== Segment start ==
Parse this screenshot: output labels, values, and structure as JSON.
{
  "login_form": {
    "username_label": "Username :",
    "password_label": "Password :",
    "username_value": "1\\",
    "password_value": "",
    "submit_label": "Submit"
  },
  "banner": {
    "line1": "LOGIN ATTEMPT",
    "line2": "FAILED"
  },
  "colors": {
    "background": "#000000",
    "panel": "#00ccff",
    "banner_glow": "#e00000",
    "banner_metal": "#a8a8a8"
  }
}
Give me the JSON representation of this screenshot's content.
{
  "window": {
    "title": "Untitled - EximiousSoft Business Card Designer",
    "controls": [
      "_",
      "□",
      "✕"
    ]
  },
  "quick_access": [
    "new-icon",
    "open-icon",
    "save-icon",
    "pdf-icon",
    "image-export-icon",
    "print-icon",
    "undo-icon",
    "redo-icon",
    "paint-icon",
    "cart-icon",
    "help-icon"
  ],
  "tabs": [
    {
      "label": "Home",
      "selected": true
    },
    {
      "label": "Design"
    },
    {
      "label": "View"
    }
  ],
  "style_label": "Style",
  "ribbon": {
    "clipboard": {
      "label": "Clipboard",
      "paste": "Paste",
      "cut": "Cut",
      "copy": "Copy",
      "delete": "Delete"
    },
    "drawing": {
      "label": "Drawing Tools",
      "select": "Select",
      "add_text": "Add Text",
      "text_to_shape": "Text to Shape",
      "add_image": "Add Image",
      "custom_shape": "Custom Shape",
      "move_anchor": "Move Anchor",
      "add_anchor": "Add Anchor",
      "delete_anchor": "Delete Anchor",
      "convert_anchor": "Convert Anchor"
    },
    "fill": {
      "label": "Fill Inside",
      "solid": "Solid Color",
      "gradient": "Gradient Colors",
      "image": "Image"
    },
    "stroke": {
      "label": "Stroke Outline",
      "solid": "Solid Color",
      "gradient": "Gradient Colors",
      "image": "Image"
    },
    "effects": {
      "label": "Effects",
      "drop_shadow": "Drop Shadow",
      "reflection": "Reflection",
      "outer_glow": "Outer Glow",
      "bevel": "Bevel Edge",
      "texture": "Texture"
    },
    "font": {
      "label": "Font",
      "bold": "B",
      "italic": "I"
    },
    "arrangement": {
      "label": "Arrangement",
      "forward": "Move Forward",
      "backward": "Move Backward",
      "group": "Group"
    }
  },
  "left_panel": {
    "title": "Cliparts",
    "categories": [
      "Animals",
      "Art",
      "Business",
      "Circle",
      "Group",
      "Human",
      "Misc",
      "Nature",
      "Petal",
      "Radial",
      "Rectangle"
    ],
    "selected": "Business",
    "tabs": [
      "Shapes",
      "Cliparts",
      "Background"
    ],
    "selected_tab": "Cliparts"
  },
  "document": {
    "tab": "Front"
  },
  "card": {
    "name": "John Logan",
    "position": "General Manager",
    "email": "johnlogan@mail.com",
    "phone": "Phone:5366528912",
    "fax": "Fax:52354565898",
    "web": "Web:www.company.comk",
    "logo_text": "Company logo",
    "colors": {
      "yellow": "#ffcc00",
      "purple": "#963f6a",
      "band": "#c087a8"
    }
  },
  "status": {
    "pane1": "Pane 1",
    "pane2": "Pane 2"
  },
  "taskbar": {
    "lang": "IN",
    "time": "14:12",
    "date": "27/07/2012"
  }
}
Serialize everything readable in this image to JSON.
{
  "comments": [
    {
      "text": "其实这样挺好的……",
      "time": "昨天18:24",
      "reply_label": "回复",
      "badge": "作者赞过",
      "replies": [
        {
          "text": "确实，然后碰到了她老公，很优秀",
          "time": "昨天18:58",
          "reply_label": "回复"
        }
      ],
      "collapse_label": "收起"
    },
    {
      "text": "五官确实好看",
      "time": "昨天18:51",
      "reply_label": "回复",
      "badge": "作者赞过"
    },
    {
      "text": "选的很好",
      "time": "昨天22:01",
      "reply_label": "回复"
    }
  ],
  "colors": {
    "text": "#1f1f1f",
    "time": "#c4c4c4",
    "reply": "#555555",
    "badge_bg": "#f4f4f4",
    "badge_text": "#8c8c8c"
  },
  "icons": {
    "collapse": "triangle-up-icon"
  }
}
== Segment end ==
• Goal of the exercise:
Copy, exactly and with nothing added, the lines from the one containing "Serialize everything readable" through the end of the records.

• Your response:
Serialize everything readable in this image to JSON.
{
  "comments": [
    {
      "text": "其实这样挺好的……",
      "time": "昨天18:24",
      "reply_label": "回复",
      "badge": "作者赞过",
      "replies": [
        {
          "text": "确实，然后碰到了她老公，很优秀",
          "time": "昨天18:58",
          "reply_label": "回复"
        }
      ],
      "collapse_label": "收起"
    },
    {
      "text": "五官确实好看",
      "time": "昨天18:51",
      "reply_label": "回复",
      "badge": "作者赞过"
    },
    {
      "text": "选的很好",
      "time": "昨天22:01",
      "reply_label": "回复"
    }
  ],
  "colors": {
    "text": "#1f1f1f",
    "time": "#c4c4c4",
    "reply": "#555555",
    "badge_bg": "#f4f4f4",
    "badge_text": "#8c8c8c"
  },
  "icons": {
    "collapse": "triangle-up-icon"
  }
}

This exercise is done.